Problem: Give back every record exactly as it reads.

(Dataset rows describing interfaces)
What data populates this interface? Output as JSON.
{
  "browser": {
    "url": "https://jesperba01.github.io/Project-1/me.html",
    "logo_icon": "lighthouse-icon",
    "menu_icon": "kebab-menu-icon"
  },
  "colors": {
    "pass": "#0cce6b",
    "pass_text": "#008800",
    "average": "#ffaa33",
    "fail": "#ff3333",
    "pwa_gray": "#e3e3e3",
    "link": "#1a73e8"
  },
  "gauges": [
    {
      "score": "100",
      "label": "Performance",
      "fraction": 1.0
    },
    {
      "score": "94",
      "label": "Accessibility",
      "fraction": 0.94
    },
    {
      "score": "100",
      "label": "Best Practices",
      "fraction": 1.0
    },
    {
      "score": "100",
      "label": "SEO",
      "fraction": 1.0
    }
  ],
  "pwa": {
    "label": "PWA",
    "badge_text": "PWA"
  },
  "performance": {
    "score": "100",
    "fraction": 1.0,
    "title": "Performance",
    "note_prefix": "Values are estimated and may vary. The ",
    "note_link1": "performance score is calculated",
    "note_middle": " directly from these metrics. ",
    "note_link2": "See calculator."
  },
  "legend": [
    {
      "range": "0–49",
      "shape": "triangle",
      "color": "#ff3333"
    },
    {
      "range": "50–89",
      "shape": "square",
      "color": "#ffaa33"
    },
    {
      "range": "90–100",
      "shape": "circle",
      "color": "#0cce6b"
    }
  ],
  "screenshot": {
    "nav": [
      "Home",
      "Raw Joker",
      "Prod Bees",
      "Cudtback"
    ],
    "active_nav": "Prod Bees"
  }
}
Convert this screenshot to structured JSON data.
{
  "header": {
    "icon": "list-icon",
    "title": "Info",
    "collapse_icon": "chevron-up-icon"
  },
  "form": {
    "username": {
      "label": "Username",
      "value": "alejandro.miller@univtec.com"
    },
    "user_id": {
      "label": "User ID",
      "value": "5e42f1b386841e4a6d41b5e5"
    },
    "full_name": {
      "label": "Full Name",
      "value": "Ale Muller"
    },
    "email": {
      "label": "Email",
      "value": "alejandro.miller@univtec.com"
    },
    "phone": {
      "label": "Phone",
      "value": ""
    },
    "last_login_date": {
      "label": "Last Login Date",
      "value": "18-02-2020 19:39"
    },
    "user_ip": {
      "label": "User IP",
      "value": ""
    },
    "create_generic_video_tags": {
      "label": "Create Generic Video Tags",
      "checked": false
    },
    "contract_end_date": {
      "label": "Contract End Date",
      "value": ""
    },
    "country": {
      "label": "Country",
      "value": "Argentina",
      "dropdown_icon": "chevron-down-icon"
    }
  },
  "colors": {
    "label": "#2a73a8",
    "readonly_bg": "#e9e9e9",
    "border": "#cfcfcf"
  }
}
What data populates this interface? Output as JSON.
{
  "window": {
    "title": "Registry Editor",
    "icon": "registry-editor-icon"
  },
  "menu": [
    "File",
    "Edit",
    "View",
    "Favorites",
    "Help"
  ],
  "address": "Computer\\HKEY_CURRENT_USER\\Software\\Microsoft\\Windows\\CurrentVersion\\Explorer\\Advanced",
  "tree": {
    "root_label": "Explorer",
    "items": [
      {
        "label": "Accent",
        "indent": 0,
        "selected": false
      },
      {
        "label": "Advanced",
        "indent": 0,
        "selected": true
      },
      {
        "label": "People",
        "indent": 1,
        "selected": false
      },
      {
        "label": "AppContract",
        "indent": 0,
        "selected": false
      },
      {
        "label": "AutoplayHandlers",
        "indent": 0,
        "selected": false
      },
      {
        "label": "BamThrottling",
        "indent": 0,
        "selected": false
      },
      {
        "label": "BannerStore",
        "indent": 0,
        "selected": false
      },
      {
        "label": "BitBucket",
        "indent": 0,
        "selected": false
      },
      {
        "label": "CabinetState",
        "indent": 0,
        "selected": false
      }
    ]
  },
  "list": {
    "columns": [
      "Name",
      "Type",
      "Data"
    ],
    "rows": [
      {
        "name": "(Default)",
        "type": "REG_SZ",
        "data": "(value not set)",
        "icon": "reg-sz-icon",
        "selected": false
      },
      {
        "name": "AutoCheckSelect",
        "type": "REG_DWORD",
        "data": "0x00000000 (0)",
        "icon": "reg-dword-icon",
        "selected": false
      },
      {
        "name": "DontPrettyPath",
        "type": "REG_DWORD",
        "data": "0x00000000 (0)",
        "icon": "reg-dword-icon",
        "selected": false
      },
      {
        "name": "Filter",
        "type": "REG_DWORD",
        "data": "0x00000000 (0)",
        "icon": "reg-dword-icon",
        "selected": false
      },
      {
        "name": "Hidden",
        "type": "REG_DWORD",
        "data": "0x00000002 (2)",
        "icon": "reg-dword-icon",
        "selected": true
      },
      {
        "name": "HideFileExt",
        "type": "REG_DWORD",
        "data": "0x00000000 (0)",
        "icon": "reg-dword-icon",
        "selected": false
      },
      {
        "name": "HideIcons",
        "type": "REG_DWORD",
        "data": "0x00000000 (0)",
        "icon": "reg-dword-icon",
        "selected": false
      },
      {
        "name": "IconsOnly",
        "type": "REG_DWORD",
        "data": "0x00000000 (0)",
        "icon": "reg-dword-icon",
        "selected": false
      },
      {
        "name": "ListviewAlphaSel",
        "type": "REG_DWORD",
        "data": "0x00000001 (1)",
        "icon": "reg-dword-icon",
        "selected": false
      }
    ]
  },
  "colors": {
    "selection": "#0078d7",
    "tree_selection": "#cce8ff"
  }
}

Result of the task:
What data populates this interface? Output as JSON.
{
  "browser": {
    "url": "https://jesperba01.github.io/Project-1/me.html",
    "logo_icon": "lighthouse-icon",
    "menu_icon": "kebab-menu-icon"
  },
  "colors": {
    "pass": "#0cce6b",
    "pass_text": "#008800",
    "average": "#ffaa33",
    "fail": "#ff3333",
    "pwa_gray": "#e3e3e3",
    "link": "#1a73e8"
  },
  "gauges": [
    {
      "score": "100",
      "label": "Performance",
      "fraction": 1.0
    },
    {
      "score": "94",
      "label": "Accessibility",
      "fraction": 0.94
    },
    {
      "score": "100",
      "label": "Best Practices",
      "fraction": 1.0
    },
    {
      "score": "100",
      "label": "SEO",
      "fraction": 1.0
    }
  ],
  "pwa": {
    "label": "PWA",
    "badge_text": "PWA"
  },
  "performance": {
    "score": "100",
    "fraction": 1.0,
    "title": "Performance",
    "note_prefix": "Values are estimated and may vary. The ",
    "note_link1": "performance score is calculated",
    "note_middle": " directly from these metrics. ",
    "note_link2": "See calculator."
  },
  "legend": [
    {
      "range": "0–49",
      "shape": "triangle",
      "color": "#ff3333"
    },
    {
      "range": "50–89",
      "shape": "square",
      "color": "#ffaa33"
    },
    {
      "range": "90–100",
      "shape": "circle",
      "color": "#0cce6b"
    }
  ],
  "screenshot": {
    "nav": [
      "Home",
      "Raw Joker",
      "Prod Bees",
      "Cudtback"
    ],
    "active_nav": "Prod Bees"
  }
}
Convert this screenshot to structured JSON data.
{
  "header": {
    "icon": "list-icon",
    "title": "Info",
    "collapse_icon": "chevron-up-icon"
  },
  "form": {
    "username": {
      "label": "Username",
      "value": "alejandro.miller@univtec.com"
    },
    "user_id": {
      "label": "User ID",
      "value": "5e42f1b386841e4a6d41b5e5"
    },
    "full_name": {
      "label": "Full Name",
      "value": "Ale Muller"
    },
    "email": {
      "label": "Email",
      "value": "alejandro.miller@univtec.com"
    },
    "phone": {
      "label": "Phone",
      "value": ""
    },
    "last_login_date": {
      "label": "Last Login Date",
      "value": "18-02-2020 19:39"
    },
    "user_ip": {
      "label": "User IP",
      "value": ""
    },
    "create_generic_video_tags": {
      "label": "Create Generic Video Tags",
      "checked": false
    },
    "contract_end_date": {
      "label": "Contract End Date",
      "value": ""
    },
    "country": {
      "label": "Country",
      "value": "Argentina",
      "dropdown_icon": "chevron-down-icon"
    }
  },
  "colors": {
    "label": "#2a73a8",
    "readonly_bg": "#e9e9e9",
    "border": "#cfcfcf"
  }
}
What data populates this interface? Output as JSON.
{
  "window": {
    "title": "Registry Editor",
    "icon": "registry-editor-icon"
  },
  "menu": [
    "File",
    "Edit",
    "View",
    "Favorites",
    "Help"
  ],
  "address": "Computer\\HKEY_CURRENT_USER\\Software\\Microsoft\\Windows\\CurrentVersion\\Explorer\\Advanced",
  "tree": {
    "root_label": "Explorer",
    "items": [
      {
        "label": "Accent",
        "indent": 0,
        "selected": false
      },
      {
        "label": "Advanced",
        "indent": 0,
        "selected": true
      },
      {
        "label": "People",
        "indent": 1,
        "selected": false
      },
      {
        "label": "AppContract",
        "indent": 0,
        "selected": false
      },
      {
        "label": "AutoplayHandlers",
        "indent": 0,
        "selected": false
      },
      {
        "label": "BamThrottling",
        "indent": 0,
        "selected": false
      },
      {
        "label": "BannerStore",
        "indent": 0,
        "selected": false
      },
      {
        "label": "BitBucket",
        "indent": 0,
        "selected": false
      },
      {
        "label": "CabinetState",
        "indent": 0,
        "selected": false
      }
    ]
  },
  "list": {
    "columns": [
      "Name",
      "Type",
      "Data"
    ],
    "rows": [
      {
        "name": "(Default)",
        "type": "REG_SZ",
        "data": "(value not set)",
        "icon": "reg-sz-icon",
        "selected": false
      },
      {
        "name": "AutoCheckSelect",
        "type": "REG_DWORD",
        "data": "0x00000000 (0)",
        "icon": "reg-dword-icon",
        "selected": false
      },
      {
        "name": "DontPrettyPath",
        "type": "REG_DWORD",
        "data": "0x00000000 (0)",
        "icon": "reg-dword-icon",
        "selected": false
      },
      {
        "name": "Filter",
        "type": "REG_DWORD",
        "data": "0x00000000 (0)",
        "icon": "reg-dword-icon",
        "selected": false
      },
      {
        "name": "Hidden",
        "type": "REG_DWORD",
        "data": "0x00000002 (2)",
        "icon": "reg-dword-icon",
        "selected": true
      },
      {
        "name": "HideFileExt",
        "type": "REG_DWORD",
        "data": "0x00000000 (0)",
        "icon": "reg-dword-icon",
        "selected": false
      },
      {
        "name": "HideIcons",
        "type": "REG_DWORD",
        "data": "0x00000000 (0)",
        "icon": "reg-dword-icon",
        "selected": false
      },
      {
        "name": "IconsOnly",
        "type": "REG_DWORD",
        "data": "0x00000000 (0)",
        "icon": "reg-dword-icon",
        "selected": false
      },
      {
        "name": "ListviewAlphaSel",
        "type": "REG_DWORD",
        "data": "0x00000001 (1)",
        "icon": "reg-dword-icon",
        "selected": false
      }
    ]
  },
  "colors": {
    "selection": "#0078d7",
    "tree_selection": "#cce8ff"
  }
}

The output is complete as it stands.